Studies always focus on how big brands are able to increase their market share during a recession or financial crisis by continuing to promote themselves rather than cutting budgets and going quiet.

And the same is likely to be true for small businesses and individual freelancers. You don’t need a huge advertising budget to attend local networking events, answer questions on social media, or create content for your website. 

It can be a good prompt to look at what efforts have previously brought in clients, or to experiment with creative new ways to reach potential customers. If you do have some money available, advertising is likely to be cheaper at the moment. But it’s also a chance to enter free business competitions, apply for grants or funding for new projects, try out creating videos or live streaming your work, or trial a new product or service.

Don’t stop saving if possible

An emergency or ‘rainy day’ fund is an important safety net when you’re self-employed or freelancing. If you can build up three or six months of income in a savings account, it can provide a lot of security.
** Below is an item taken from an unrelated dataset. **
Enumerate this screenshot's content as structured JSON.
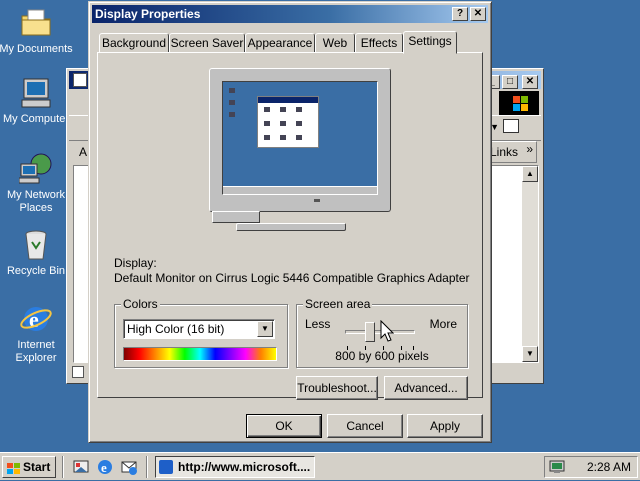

It’s tempting to stop saving or to dip into your funds when finances are tight. But it can take a long time to build up those amounts, and you’ll want to use them when absolutely necessary. There’s nothing wrong with lowering the monthly payments into your savings or pension when money is scarce, but try to avoid wiping them all out at the first sign of financial pressure.

And even a small emergency fund can be incredibly important when you’re faced with an unexpected bill. If you can continue putting £10 a week into your savings, that’s £520 each year, which could be a lifesaver if your car breaks down, or a client payment is late and your rent is due.

My most important lesson from freelancing during two financial crises

Even if you know exactly what you should be doing as a freelancer during any financial hardship, it can be hard to put everything into practice. It’s easier to recommend staying productive than to avoid procrastinating when you realise bills are due before the next round of invoices are due.

The most important thing I’ve learned from freelancing for more than a decade, and during two financial crises, is to practise a little forgiveness and understanding for myself. We’re all human and make mistakes, or have times when we struggle mentally or physically. Making small, incremental improvements over time is much more important than beating ourselves up for failing to save an emergency fund in the past, or realising that there’s a recurring subscription hidden in a business account that should have been cancelled years ago.

You’ll still have moments of stress and panic, even when you try to focus on achievable changes. But giving yourself a little understanding and forgiveness over a normal human response can help you move on more quickly.